The Associated Press reports today on the imprisonment of Princess Margot of Saxe-Meiningen because of her support of National Socialism. Austria's "fighting five-foot chancellor Dr. Engelbert Dolfuss" ordered the house imprisonment of a German Nazi princess in her "romantic Carinthian castle tonight 'for an indefinite period.'" The Princess' husband, Prince Bernhard of Saxe-Meiningen was sentenced to jail for six weeks.
The Prince and Princess were "declared guilty of a Nazi conspiracy against Austria.
The couple were arrested in Carinthia because the Prince's automobile "carried a Hitlerite flag as he drove through the streets of Klagenfurt." Police also confiscated "many incriminating documents including a letter to Dr. Paul Joseph Goebbels, the German Propaganda Minister."
Princess Margot "would be a prisoner in her own castle and would not be permitted to receive visitors" or be able to communicate with the "outside world."
It was also officially announced that "care will be taken to keep the German Consul away" from visiting the princess.

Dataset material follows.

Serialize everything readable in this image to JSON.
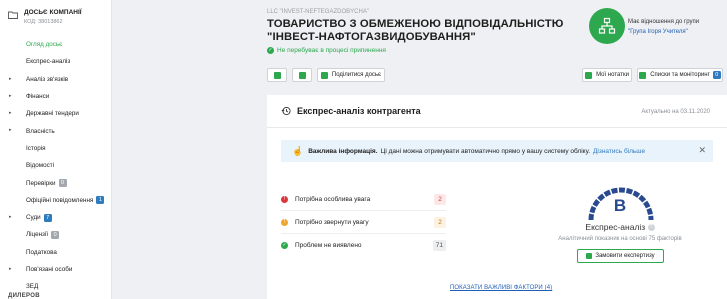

Police became suspicious when Prince Bernhard, already in custody, asked for permission to telephone his wife. The police overheard the prince instruct his wife to "destroy the documents." The police immediately notified officials at Pitzelstaetten, where the castle is located.
Twelve armed police "rushed to the castle," where Princess Margot was arrested and the house and grounds were searched. The documents were found, and the princess was "questioned extensively at Klagenfurt."
Although the "exact nature of alleged conspiracy was not revealed." the police acknowledged that they found the entire office files for the Nazi headquarters in Klagenfurt.
A "sardonic feature of the whole affair" was that Prince and Princess Bernhard "were only two of the many aristocratic Germans expressly invited to Austria after the war 'to make Carinthia more German.'"
Several hundred German aristocrats and many more German farmers and tradesmen moved to Carinthia "that when Germany became Nazi and most of Carinthia became Nazi, too."
Princess Margot is being guarded by six detectives. The police do not want the princess to escape, so the detectives have moved into the castle snd "set up eight-hour watches."
The Princess is not permitted to receive visitors "and her mail was strictly censored."
An Associated Press reporter who was permitted to telephone the castle "was told by a woman friend of the Princess that she bore up well but 'went to her room and had a good cry.'" The Princess' friend was not under arrest, but was told if she left the castle, she would not be able to return. The AP did not name the friend.
The Princess is the former Margot Groessler, a German commoner. She married Prince Bernhard on April 25, 1931.
The German Legation in Vienna "will not take any steps in the case" until it receives a complete report from consul officials in Klagenfurt.